» Exercise goal: Where in the data below does the word "JSON" appear? Copy each line that holds it.

Top of Task material

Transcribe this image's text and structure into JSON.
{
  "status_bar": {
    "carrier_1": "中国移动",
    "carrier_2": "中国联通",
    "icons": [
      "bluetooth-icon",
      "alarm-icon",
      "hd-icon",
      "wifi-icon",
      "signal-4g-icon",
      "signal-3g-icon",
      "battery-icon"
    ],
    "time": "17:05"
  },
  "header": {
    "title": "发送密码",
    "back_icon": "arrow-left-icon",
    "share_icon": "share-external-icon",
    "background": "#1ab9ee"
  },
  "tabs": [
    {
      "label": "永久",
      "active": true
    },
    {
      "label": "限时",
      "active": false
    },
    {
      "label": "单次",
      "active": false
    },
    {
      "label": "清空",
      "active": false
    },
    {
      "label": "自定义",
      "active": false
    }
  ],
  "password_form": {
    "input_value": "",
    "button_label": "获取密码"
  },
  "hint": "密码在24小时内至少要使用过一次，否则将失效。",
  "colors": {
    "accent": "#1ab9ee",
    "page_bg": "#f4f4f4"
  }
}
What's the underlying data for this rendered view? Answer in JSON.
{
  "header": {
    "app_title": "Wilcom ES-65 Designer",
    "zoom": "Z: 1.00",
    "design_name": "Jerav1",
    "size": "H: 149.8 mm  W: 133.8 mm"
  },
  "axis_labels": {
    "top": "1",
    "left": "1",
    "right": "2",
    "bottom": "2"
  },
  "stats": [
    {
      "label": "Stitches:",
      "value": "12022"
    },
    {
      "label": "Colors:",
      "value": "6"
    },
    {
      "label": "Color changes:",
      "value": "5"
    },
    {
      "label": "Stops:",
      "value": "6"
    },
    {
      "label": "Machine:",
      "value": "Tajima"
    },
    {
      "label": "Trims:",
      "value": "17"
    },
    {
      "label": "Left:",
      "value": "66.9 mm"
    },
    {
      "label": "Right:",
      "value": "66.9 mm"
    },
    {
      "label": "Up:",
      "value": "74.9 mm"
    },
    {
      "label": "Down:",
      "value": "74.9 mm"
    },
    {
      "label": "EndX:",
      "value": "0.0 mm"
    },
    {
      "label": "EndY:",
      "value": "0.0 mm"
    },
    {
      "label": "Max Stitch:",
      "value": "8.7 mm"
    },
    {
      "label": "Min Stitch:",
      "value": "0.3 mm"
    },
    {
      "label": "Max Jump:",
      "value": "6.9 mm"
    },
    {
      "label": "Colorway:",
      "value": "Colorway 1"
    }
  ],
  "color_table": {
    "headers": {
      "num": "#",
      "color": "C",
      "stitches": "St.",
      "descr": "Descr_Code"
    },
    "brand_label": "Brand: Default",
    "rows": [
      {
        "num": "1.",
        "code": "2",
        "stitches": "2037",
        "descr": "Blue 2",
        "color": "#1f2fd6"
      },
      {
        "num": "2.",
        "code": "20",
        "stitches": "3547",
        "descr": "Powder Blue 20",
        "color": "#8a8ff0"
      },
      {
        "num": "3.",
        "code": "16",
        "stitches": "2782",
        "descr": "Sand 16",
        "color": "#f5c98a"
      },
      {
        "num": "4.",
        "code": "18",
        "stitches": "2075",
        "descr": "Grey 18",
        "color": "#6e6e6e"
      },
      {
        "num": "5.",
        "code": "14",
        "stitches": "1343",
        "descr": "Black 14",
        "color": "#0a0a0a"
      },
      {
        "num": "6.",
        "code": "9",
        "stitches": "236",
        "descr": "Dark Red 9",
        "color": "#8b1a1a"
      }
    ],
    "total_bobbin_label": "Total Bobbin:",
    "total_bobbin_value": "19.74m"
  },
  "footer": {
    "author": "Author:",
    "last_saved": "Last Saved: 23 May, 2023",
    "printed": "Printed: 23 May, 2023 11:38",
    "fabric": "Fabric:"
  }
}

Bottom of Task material

» Solution below:
Transcribe this image's text and structure into JSON.
What's the underlying data for this rendered view? Answer in JSON.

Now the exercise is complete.